* _AIM OF THE TASK_: Find and copy the lines in the records beneath this task that contain the word "English".

* _DATA_:
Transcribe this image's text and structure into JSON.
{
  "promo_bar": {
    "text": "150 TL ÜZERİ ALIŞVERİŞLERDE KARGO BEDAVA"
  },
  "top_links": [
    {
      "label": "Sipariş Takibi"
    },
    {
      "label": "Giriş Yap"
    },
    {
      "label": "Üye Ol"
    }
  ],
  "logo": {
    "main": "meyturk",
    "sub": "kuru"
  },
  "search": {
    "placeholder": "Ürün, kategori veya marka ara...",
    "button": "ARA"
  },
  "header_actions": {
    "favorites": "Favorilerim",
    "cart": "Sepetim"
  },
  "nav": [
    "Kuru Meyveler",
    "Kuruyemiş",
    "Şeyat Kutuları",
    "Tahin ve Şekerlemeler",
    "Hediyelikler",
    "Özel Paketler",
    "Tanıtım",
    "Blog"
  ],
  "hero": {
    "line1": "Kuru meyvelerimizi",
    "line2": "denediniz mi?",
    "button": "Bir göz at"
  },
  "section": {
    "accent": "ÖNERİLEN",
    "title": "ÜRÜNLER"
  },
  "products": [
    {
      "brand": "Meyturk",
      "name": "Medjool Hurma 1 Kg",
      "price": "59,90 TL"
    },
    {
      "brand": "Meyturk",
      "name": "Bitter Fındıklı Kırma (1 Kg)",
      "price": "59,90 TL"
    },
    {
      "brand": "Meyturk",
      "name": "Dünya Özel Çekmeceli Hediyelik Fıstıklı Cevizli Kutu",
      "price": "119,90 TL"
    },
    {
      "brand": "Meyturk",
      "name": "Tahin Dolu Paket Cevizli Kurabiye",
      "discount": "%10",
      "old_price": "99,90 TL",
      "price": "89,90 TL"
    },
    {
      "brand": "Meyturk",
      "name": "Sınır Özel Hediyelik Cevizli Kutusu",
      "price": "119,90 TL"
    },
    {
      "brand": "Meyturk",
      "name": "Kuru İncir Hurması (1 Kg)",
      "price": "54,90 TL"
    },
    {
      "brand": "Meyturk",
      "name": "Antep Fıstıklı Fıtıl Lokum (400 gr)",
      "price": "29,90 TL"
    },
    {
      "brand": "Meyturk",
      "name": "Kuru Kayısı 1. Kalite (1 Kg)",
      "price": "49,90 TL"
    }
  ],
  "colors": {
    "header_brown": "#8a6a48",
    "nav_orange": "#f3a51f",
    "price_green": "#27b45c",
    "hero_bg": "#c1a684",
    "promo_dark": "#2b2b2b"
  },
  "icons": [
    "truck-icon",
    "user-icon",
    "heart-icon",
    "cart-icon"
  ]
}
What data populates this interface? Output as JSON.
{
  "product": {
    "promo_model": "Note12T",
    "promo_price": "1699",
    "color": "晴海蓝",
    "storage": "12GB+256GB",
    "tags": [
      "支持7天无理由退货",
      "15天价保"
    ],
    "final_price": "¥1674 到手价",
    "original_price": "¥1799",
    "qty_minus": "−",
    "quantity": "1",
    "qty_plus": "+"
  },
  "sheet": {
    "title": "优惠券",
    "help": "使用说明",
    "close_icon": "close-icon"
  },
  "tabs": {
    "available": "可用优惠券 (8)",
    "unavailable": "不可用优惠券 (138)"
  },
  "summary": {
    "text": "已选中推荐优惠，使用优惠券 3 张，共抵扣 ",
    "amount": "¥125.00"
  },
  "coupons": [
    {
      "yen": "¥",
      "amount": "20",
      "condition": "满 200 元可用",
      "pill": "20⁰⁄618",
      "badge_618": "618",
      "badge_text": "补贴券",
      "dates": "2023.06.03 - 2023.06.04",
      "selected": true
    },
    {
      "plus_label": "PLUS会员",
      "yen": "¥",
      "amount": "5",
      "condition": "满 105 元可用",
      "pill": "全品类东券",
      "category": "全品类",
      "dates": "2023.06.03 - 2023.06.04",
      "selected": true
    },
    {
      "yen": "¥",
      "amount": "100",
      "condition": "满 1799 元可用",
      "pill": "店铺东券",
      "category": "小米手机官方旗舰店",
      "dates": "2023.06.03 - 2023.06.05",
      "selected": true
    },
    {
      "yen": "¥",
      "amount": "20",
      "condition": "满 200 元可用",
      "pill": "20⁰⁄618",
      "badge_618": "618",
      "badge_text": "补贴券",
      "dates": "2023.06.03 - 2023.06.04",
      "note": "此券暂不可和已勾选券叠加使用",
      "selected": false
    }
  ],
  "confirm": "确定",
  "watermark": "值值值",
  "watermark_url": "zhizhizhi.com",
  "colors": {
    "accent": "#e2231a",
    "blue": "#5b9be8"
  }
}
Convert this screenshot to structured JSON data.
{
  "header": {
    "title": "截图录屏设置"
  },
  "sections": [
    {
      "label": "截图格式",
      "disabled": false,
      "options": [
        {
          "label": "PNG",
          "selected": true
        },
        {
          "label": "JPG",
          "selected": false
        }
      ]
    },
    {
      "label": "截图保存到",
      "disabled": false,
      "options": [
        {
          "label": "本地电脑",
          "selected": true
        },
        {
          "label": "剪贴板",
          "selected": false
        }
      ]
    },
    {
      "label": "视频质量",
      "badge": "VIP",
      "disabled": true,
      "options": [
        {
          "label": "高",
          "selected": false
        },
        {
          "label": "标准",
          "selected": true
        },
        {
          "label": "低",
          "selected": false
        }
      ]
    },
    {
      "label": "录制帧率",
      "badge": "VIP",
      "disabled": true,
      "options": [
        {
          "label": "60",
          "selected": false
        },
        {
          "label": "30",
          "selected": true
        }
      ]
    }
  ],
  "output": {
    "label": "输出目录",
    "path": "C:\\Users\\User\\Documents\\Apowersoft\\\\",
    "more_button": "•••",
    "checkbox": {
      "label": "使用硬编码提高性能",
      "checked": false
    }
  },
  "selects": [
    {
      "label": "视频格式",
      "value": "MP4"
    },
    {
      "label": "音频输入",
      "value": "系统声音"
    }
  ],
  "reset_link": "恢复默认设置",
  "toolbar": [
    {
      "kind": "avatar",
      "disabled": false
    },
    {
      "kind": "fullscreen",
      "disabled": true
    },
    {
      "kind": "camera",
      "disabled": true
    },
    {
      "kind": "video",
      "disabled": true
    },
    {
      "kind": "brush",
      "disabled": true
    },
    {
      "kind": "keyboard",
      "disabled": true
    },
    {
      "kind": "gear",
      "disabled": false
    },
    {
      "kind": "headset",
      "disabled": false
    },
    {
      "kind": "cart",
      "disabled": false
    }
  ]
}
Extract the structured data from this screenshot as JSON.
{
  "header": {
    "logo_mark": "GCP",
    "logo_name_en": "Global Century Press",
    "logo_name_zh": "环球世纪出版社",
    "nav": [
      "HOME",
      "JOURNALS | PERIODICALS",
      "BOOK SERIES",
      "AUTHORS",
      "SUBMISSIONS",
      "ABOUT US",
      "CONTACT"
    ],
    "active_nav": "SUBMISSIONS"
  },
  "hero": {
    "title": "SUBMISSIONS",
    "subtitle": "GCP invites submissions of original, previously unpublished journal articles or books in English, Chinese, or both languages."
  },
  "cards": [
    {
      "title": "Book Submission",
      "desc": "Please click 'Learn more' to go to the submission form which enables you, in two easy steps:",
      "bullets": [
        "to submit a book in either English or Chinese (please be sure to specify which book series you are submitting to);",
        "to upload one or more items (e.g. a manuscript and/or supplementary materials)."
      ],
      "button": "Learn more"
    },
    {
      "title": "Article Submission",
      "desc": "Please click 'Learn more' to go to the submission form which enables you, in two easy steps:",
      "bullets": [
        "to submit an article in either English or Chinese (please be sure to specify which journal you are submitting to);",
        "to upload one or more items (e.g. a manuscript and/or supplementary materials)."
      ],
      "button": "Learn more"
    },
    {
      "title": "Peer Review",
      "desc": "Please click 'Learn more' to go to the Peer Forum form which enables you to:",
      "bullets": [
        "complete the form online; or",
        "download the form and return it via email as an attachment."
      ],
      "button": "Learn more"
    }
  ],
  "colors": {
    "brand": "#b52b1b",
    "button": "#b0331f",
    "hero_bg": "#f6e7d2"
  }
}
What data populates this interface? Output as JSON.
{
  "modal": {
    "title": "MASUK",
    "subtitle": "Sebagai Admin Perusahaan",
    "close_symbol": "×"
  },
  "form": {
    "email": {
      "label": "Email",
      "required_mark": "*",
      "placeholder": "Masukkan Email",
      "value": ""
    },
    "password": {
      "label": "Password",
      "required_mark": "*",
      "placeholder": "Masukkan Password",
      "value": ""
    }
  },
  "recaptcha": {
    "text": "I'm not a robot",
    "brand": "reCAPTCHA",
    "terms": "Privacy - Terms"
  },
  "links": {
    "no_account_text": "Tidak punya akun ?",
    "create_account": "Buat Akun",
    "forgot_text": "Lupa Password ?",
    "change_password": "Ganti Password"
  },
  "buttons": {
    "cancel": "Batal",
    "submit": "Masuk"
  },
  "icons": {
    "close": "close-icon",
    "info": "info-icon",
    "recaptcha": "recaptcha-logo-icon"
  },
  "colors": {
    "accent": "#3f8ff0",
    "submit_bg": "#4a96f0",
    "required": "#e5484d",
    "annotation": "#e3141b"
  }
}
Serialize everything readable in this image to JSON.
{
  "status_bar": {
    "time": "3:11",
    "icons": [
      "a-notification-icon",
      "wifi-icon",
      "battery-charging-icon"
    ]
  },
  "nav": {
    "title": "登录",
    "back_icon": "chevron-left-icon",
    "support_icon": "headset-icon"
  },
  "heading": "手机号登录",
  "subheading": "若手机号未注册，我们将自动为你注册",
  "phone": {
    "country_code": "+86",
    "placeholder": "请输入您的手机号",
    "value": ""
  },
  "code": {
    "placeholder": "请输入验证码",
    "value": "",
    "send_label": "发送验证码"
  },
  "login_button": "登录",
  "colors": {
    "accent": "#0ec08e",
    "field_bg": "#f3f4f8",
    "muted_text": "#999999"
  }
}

* _REPLY_:
    "subtitle": "GCP invites submissions of original, previously unpublished journal articles or books in English, Chinese, or both languages."
        "to submit a book in either English or Chinese (please be sure to specify which book series you are submitting to);",
        "to submit an article in either English or Chinese (please be sure to specify which journal you are submitting to);",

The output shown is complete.